“Good riddance kind of thinking. And you’re thinking twice because?”

“It’s not me he’s after. It’s them. And maybe it’s wrong to stand in the way.”

“But if you think he’s a shit to you, why do you think he’ll be any different with them?”

“It sounds like he isn’t around enough to be anything to them.”

“Point is then, he already has time to be their Dad on the weekends, like it’s set up.”

“Yes, he does. He says that he can’t see them then because of work. Not my problem, his.Ā  I’ve been angry enough to have wished that he failed at his obligations so that I’d be right about him being a lowlife.”

“Are you aware that you refer to him openly as a ‘knave,’ in front of the girls?”

“It’s the nicest word I could think of.”

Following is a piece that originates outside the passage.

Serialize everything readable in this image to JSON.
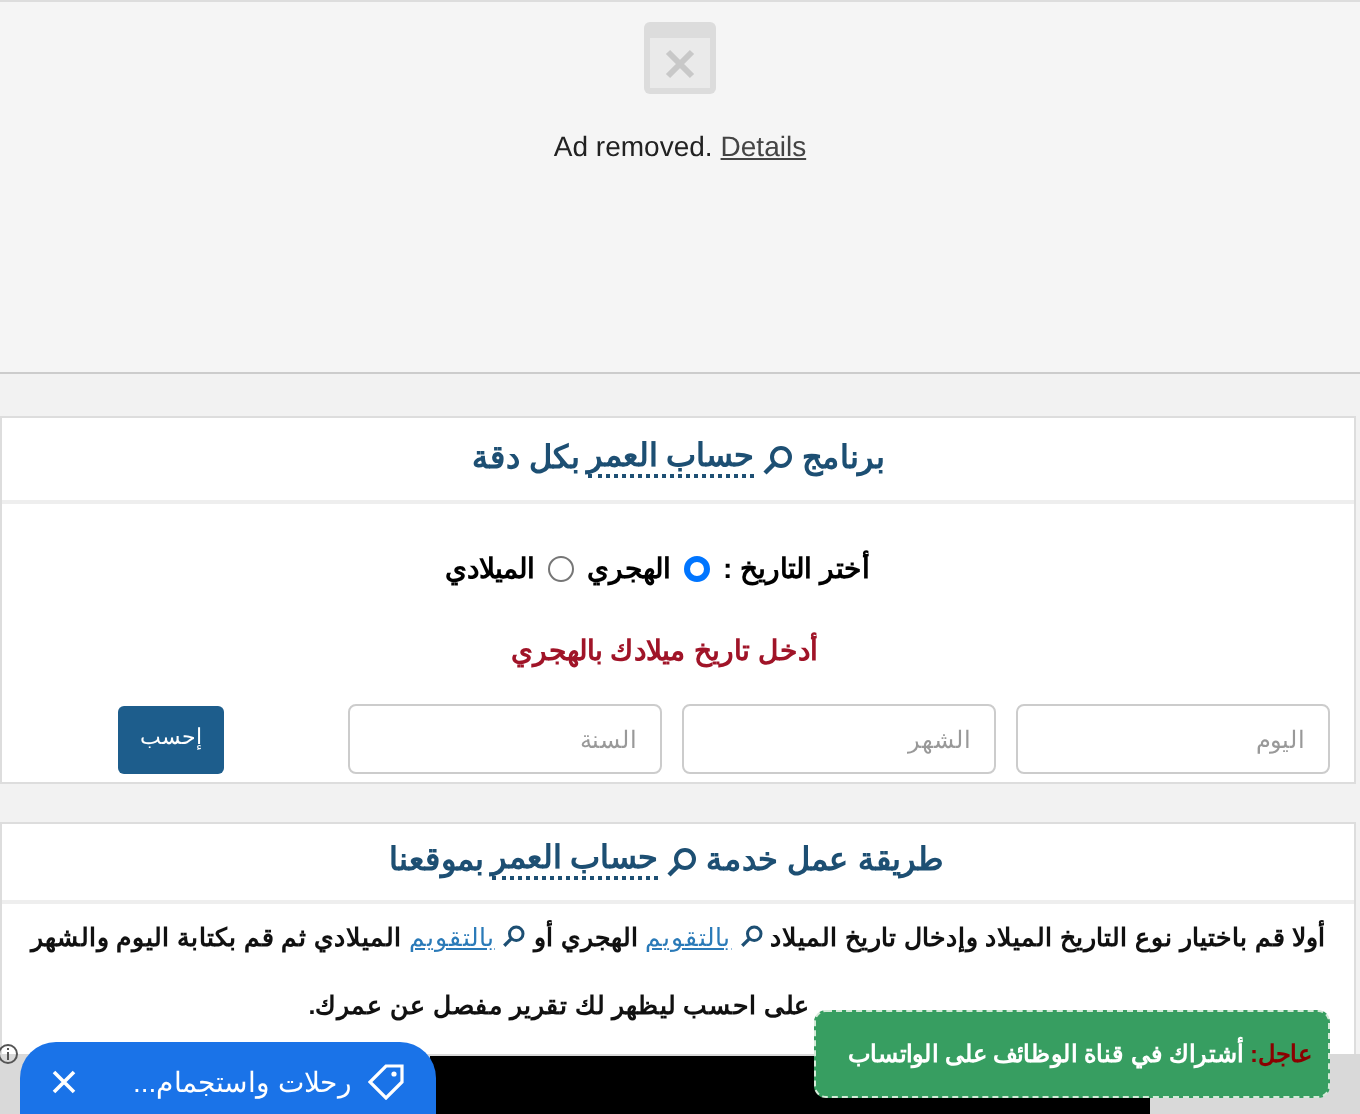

Gina grimaced and got up to refill their wine glasses. “Is this about you stopping being angry? Or about his claim to seeing things differently? There are men who do better with older children, apparently.”

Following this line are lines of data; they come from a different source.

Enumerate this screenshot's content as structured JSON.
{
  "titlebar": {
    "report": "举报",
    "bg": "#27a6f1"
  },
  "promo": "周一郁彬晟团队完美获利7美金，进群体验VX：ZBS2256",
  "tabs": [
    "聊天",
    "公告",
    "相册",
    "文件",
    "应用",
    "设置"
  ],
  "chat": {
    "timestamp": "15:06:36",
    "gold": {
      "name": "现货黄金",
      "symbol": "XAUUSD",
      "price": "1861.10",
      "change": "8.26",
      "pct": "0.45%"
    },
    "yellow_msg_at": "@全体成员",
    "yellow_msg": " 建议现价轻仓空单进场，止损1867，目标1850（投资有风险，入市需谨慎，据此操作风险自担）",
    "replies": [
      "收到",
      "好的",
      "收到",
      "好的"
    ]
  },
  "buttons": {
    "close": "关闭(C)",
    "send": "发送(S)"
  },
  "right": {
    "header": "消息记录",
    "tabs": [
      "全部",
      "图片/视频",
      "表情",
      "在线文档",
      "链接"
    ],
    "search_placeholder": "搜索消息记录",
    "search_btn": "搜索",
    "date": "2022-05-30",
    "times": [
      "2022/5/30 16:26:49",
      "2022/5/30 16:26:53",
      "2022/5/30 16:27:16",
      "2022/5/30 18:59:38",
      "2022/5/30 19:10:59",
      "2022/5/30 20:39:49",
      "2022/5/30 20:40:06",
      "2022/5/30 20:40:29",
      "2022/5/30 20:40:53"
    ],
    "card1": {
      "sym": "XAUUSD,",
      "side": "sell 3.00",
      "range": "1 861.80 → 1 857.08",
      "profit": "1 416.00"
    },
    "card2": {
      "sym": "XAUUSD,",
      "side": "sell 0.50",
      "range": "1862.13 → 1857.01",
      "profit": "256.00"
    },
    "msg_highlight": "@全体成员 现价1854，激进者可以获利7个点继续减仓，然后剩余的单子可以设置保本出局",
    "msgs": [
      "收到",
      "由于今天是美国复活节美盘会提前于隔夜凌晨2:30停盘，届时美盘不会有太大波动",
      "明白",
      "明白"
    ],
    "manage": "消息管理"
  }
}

“Think I should call Mrs. James, talk to her?”

“Why don’t you figure out what you’re thinking, first?” Gina advised. “Too many opinions and you’re right back in the soup. There is one thing, though. He says he wants to be some use, right? Then let him do some of the hard stuff we have to do, not just suppers and movies. If he’s going to do this, let him do a few hours of homework, or two book reports, or the four dozen, iced cupcakes for parties, or driving around to separate lessons – you get the idea.”

“That’s a good point. Though that means more conversation, organizing it. Not sure I can handle this being the new normal.”

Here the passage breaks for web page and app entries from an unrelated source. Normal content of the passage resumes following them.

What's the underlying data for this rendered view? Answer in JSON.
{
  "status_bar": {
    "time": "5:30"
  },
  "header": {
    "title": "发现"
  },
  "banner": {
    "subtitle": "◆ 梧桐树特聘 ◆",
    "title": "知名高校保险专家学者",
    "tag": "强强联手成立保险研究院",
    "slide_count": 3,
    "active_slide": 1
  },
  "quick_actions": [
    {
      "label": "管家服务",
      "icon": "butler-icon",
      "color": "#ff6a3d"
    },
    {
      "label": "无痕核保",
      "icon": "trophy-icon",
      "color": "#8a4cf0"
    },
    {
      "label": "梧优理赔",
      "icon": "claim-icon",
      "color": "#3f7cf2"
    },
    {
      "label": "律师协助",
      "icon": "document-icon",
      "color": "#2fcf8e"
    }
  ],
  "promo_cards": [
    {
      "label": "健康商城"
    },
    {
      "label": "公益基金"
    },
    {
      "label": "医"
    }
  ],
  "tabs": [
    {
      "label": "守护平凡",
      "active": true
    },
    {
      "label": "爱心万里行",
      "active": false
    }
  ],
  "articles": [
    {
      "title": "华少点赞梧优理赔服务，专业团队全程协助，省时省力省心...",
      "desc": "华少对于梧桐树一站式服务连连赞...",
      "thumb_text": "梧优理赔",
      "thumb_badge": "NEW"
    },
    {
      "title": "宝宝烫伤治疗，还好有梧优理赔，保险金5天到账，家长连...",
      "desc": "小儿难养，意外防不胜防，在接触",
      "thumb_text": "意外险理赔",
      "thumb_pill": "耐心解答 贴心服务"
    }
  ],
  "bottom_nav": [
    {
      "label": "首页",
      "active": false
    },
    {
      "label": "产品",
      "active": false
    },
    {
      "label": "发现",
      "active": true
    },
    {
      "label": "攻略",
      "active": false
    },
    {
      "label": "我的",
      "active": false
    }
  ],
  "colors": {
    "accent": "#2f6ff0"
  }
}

“Well, I can do all that for you, if it helps. Who knows, maybe we’ll all be pleasantly surprised, especially if the girls seem to enjoy it. Maybe we shouldn’t be sentencing Greg before the verdict.”

“And the girls will be the best judge of that.”

“Look on the bright side. If it turns out to be a regular thing, say every Tuesday after school ’til bedtime, we’d both have a week evening free. I could start a hobby or take an evening class, bridge, perhaps. You might consider taking up smocking to pass the time.”

Boat passing under the Hoan bridge, and into Milwaukee's harbor.

Boat passing under the Hoan bridge, and into Milwaukee’s harbor.

“Maybe we can get boyfriends!” It was a standing joke between them that neither of them ever dated. Georgia remained disappointed after Greg, and Gina had always been so, although having the better sense of humor. Highly pragmatic, she accepted life at face value and made the best of most situations, including her own single status. She’d just learned to do a lot of things on her own and preferred independence to the effort of unearthing a partner who might value this. She adored her sister and her nieces, and was devoted to them. She quite liked Greg, too, though she never admitted this to Georgia, and was very sorry that he had so royally screwed up his marriage.

This new home life, since she’d decided to move into their house to save all that back and forth driving time, though plain hard work much of the time, engaged her in ways she had never imagined and brought her into contact with more people than she had ever thought of bothering to know. Forever at the same dead-end job, she now enjoyed trying new activities, thinking things out in a different way. She was companionable but knew when to withdraw. Never much of a cook, though. That she left to Georgia. She liked that old joke about being good at making reservations.

If it did turn out that Greg would be spending more time with her nieces, and though her sister didn’t see this yet, Gina figured her role as go-between, not aunt, would intensify. Playing with warring adults, she’d learned, wasn’t nearly as much fun as playing with kids. But it did offer a chance to moderate both sides, especially for the benefit of the girls.

She remembered the story their own Dad used to tell about being in a rowboat with a fishing buddy, claiming that it was raining on the buddy’s end of the boat but not on his end. His buddy swore up and down while, at the dry end, he laughed until he ached. Gina would now be smack dab in the middle of this marital, or ex-marital boat, waiting to see where the storms would well up and douse, or the sun would blaze and burn one end or the other. She’d just have to stay squarely in the middle and keep rowing until they all reached the safety of some new harbor. No sinking allowed. Not this time.